Year in and year out, cybercrime siphons trillions of dollars from the global economy, disrupts millions of organizations and forces thousands of companies to go out of business. By most accounts, up to 90 percent of cyberattacks are the direct result of human error. Yet these incidents often elicit no more than a collective shrug from the boardroom to the breakroom. Why? Because too many still consider cybersecurity to be entirely an “IT problem.”
For example, one recent survey found that 30 percent of employees do not think they have any responsibility for helping to maintain their company’s cybersecurity posture. Most said they probably wouldn’t even bother to report a security incident. When asked why, 25 percent said they don’t care enough about cybersecurity to mention it.
Meanwhile, the vast majority of IT professionals say C-suite executives are similarly indifferent. In a recent global study, 90 percent of respondents said company leadership would sacrifice cybersecurity to improve productivity, and 82 percent said they’ve felt pressure from higher-ups to downplay the severity of cybersecurity risks to board members. Additionally, half said many C-suite executives don’t even try to understand cybersecurity because they consider it an “impenetrable technology issue.”

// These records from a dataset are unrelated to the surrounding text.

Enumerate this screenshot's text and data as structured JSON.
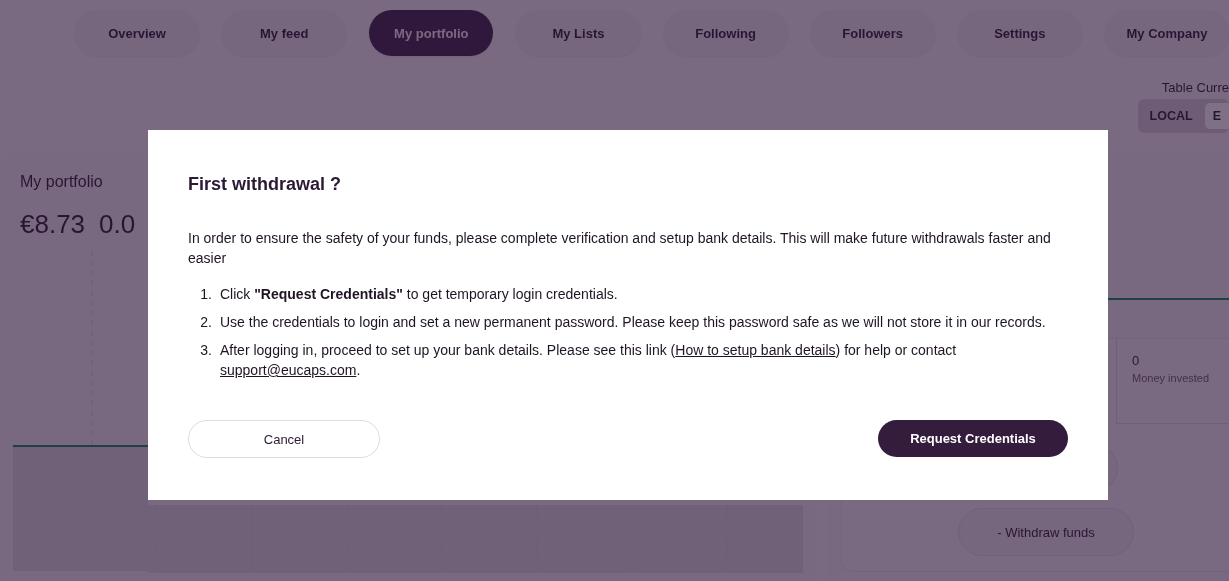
{
  "nav": {
    "tabs": [
      {
        "label": "Overview",
        "selected": false
      },
      {
        "label": "My feed",
        "selected": false
      },
      {
        "label": "My portfolio",
        "selected": true
      },
      {
        "label": "My Lists",
        "selected": false
      },
      {
        "label": "Following",
        "selected": false
      },
      {
        "label": "Followers",
        "selected": false
      },
      {
        "label": "Settings",
        "selected": false
      },
      {
        "label": "My Company",
        "selected": false
      }
    ]
  },
  "currency": {
    "label": "Table Curre",
    "options": [
      {
        "label": "LOCAL",
        "selected": false
      },
      {
        "label": "E",
        "selected": true
      }
    ]
  },
  "portfolio": {
    "title": "My portfolio",
    "value": "€8.73",
    "change": "0.0"
  },
  "side_panel": {
    "stats": [
      {
        "value": "0",
        "label": "Money invested"
      }
    ],
    "withdraw_button": "- Withdraw funds"
  },
  "dialog": {
    "title": "First withdrawal ?",
    "intro": "In order to ensure the safety of your funds, please complete verification and setup bank details. This will make future withdrawals faster and easier",
    "steps": [
      {
        "number": "1.",
        "text": "Click **\"Request Credentials\"** to get temporary login credentials."
      },
      {
        "number": "2.",
        "text": "Use the credentials to login and set a new permanent password. Please keep this password safe as we will not store it in our records."
      },
      {
        "number": "3.",
        "text": "After logging in, proceed to set up your bank details. Please see this link (",
        "link": "How to setup bank details",
        "text_after_link": ") for help or contact ",
        "email": "support@eucaps.com",
        "text_end": "."
      }
    ],
    "cancel_button": "Cancel",
    "confirm_button": "Request Credentials"
  }
}
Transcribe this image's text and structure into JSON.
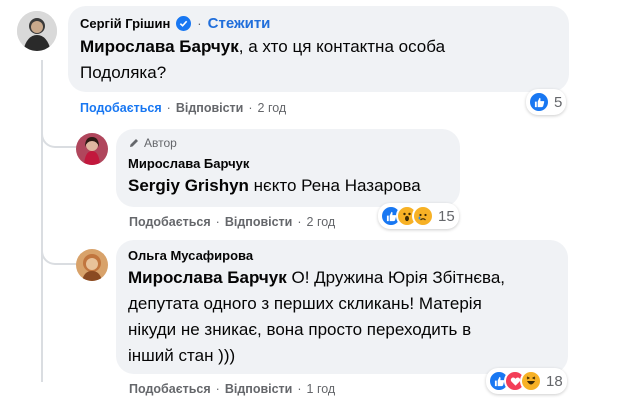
{
  "comments": [
    {
      "author": "Сергій Грішин",
      "verified": true,
      "follow_label": "Стежити",
      "mention": "Мирослава Барчук",
      "body_lines": [
        ", а хто ця контактна особа",
        "Подоляка?"
      ],
      "like_label": "Подобається",
      "reply_label": "Відповісти",
      "time": "2 год",
      "reaction_count": "5",
      "reactions": [
        "like-icon"
      ]
    },
    {
      "badge": "Автор",
      "author": "Мирослава Барчук",
      "mention": "Sergiy Grishyn",
      "body": " нєкто Рена Назарова",
      "like_label": "Подобається",
      "reply_label": "Відповісти",
      "time": "2 год",
      "reaction_count": "15",
      "reactions": [
        "like-icon",
        "wow-icon",
        "sad-icon"
      ]
    },
    {
      "author": "Ольга Мусафирова",
      "mention": "Мирослава Барчук",
      "body_lines": [
        " О! Дружина Юрія Збітнєва,",
        "депутата одного з перших скликань! Матерія",
        "нікуди не зникає, вона просто переходить в",
        "інший стан )))"
      ],
      "like_label": "Подобається",
      "reply_label": "Відповісти",
      "time": "1 год",
      "reaction_count": "18",
      "reactions": [
        "like-icon",
        "love-icon",
        "haha-icon"
      ]
    }
  ],
  "colors": {
    "bubble": "#f0f2f5",
    "link_blue": "#1877f2",
    "muted": "#65676b"
  }
}
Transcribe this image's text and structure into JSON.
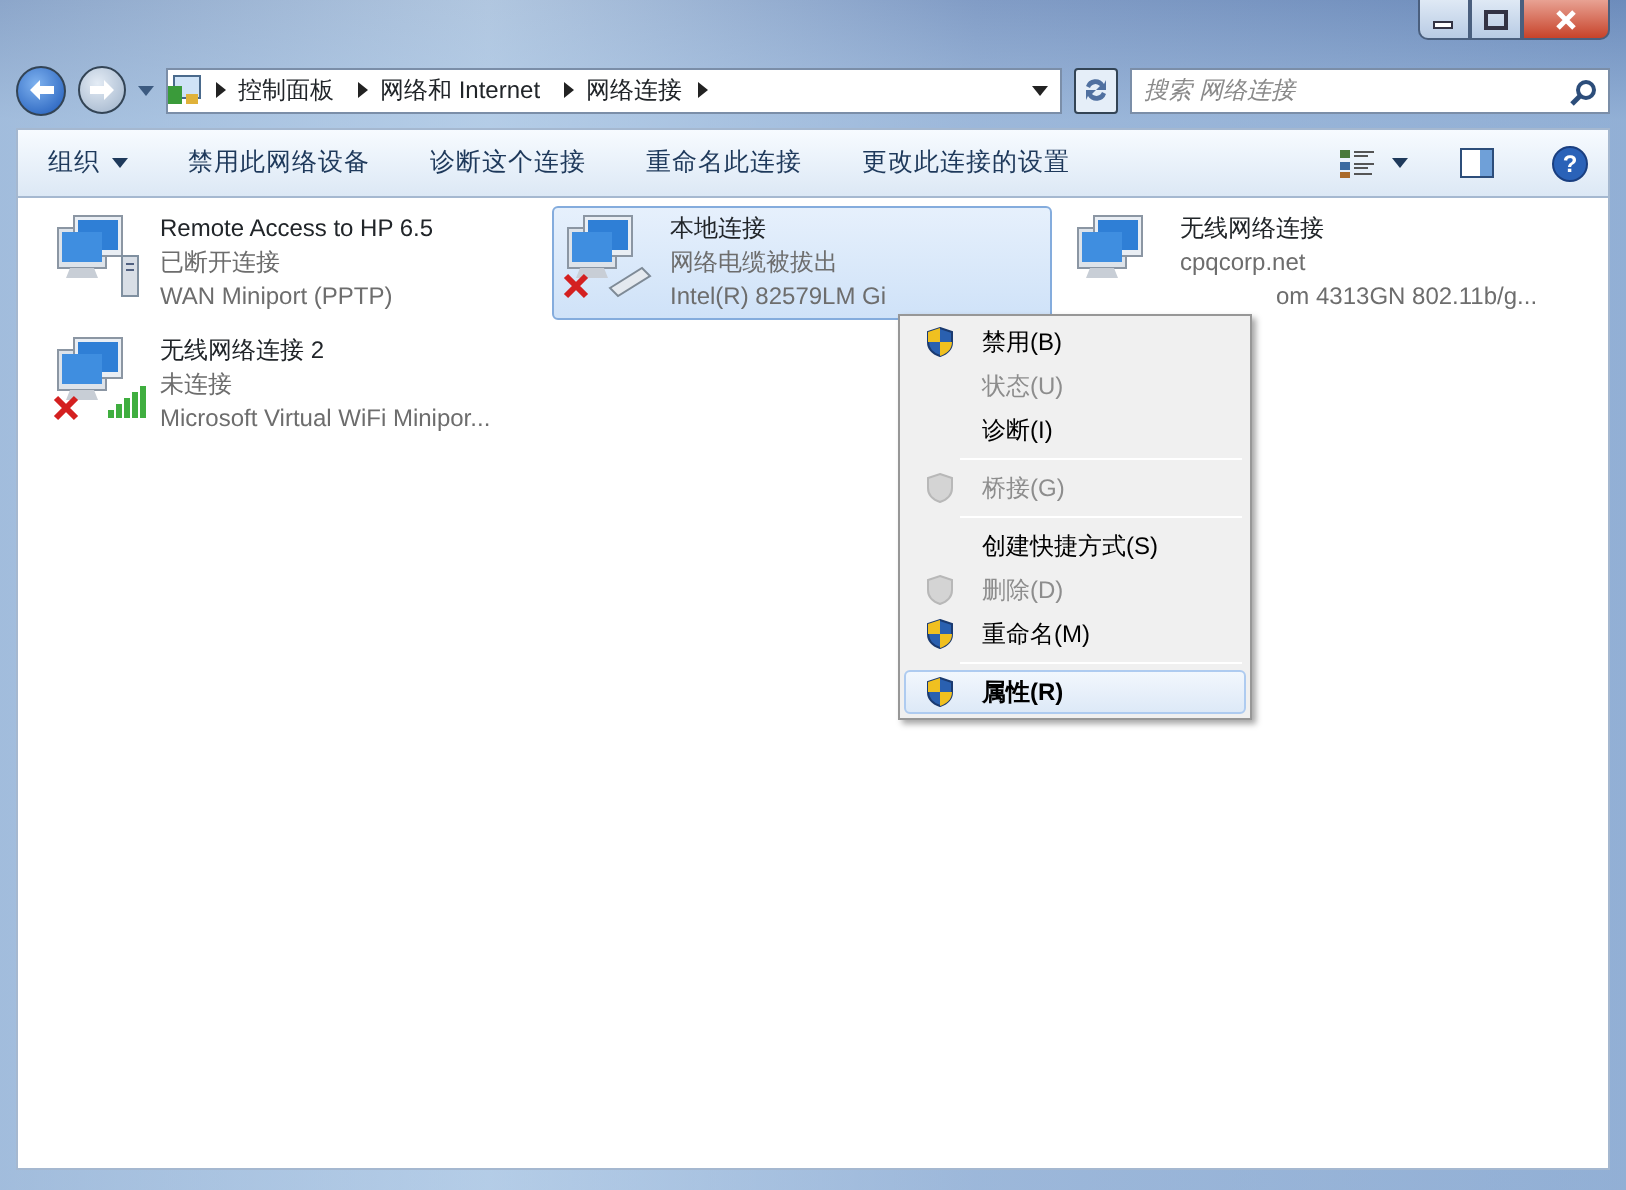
{
  "address_bar": {
    "breadcrumbs": [
      "控制面板",
      "网络和 Internet",
      "网络连接"
    ]
  },
  "search": {
    "placeholder": "搜索 网络连接"
  },
  "toolbar": {
    "buttons": [
      {
        "label": "组织",
        "dropdown": true
      },
      {
        "label": "禁用此网络设备",
        "dropdown": false
      },
      {
        "label": "诊断这个连接",
        "dropdown": false
      },
      {
        "label": "重命名此连接",
        "dropdown": false
      },
      {
        "label": "更改此连接的设置",
        "dropdown": false
      }
    ],
    "help": "?"
  },
  "connections": [
    {
      "name": "Remote Access to HP 6.5",
      "status": "已断开连接",
      "device": "WAN Miniport (PPTP)",
      "kind": "wan",
      "disconnected": false,
      "selected": false
    },
    {
      "name": "本地连接",
      "status": "网络电缆被拔出",
      "device": "Intel(R) 82579LM Gi",
      "kind": "ethernet",
      "disconnected": true,
      "selected": true
    },
    {
      "name": "无线网络连接",
      "status": "cpqcorp.net",
      "device": "om 4313GN 802.11b/g...",
      "kind": "covered",
      "disconnected": false,
      "selected": false
    },
    {
      "name": "无线网络连接 2",
      "status": "未连接",
      "device": "Microsoft Virtual WiFi Minipor...",
      "kind": "wifi",
      "disconnected": true,
      "selected": false
    }
  ],
  "context_menu": [
    {
      "kind": "item",
      "label": "禁用(B)",
      "shield": true,
      "disabled": false,
      "default": false,
      "selected": false
    },
    {
      "kind": "item",
      "label": "状态(U)",
      "shield": false,
      "disabled": true,
      "default": false,
      "selected": false
    },
    {
      "kind": "item",
      "label": "诊断(I)",
      "shield": false,
      "disabled": false,
      "default": false,
      "selected": false
    },
    {
      "kind": "separator"
    },
    {
      "kind": "item",
      "label": "桥接(G)",
      "shield": true,
      "disabled": true,
      "default": false,
      "selected": false
    },
    {
      "kind": "separator"
    },
    {
      "kind": "item",
      "label": "创建快捷方式(S)",
      "shield": false,
      "disabled": false,
      "default": false,
      "selected": false
    },
    {
      "kind": "item",
      "label": "删除(D)",
      "shield": true,
      "disabled": true,
      "default": false,
      "selected": false
    },
    {
      "kind": "item",
      "label": "重命名(M)",
      "shield": true,
      "disabled": false,
      "default": false,
      "selected": false
    },
    {
      "kind": "separator"
    },
    {
      "kind": "item",
      "label": "属性(R)",
      "shield": true,
      "disabled": false,
      "default": true,
      "selected": true
    }
  ]
}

Given the financial and operational burdens created by cybercrime, it should be evident that cybersecurity is now everyone’s responsibility. Whether you’re in shipping, sales, human resources or management, a single successful cyberattack could put you out of a job. Consider the case of Lincoln College in Illinois. Five months after a ransomware attack obstructed access to all institutional data, the college announced in May 2022 that it was closing permanently after 157 years of operation, leaving nearly 1,000 staffers unemployed.
To counter the growing threat landscape, organizations must take steps to establish an organization-wide cybersecurity culture. Doing so requires cooperation and commitment among technical staff, line of business employees and company leadership. Here are some of the practices that can help companies develop a more robust security posture.
Encourage Executive Involvement
Leadership sets the tone in any organization, so work with management to ensure cybersecurity gets the attention it deserves. Provide solid information that’s free from industry jargon and offer clear, logical solutions and suggestions.
- Conduct regular meetings to outline the current risk profile for each department based on current practices and potential vulnerabilities.
- Keep management abreast of emerging threats and their potential impact.
- Describe incident response plans, including processes for mitigating attacks and recovering affected systems or data.
- Be prepared to demonstrate the bottom line benefits of cybersecurity spending.
Cyber incidents frequently result from employees who click on infected links or emails, unintentionally mishandle sensitive data or commit policy violations with “workarounds” to make work easier. Security awareness programs are essential for correcting such behaviors, but keep these three guidelines in mind:
- Be consistent. Research indicates that employees who receive monthly training show marked improvements in their ability to identify social engineering and phishing techniques.
- Make it interesting. One study found that users are 13 times more likely to make fundamental changes in their security practices when they consider training to be interesting.
- Keep it simple. Remember that users are not security experts. Make training materials easy to understand and implement user-friendly security controls that don’t make their jobs more difficult.
There’s no simple playbook for building a strong security culture. It’s an ongoing process that requires regular emphasis and continual education. If you’re not sure where to start, give us a call. We can work with your IT team to develop and implement techniques for encouraging organization-wide adoption of good cybersecurity practices.
January 24, 2023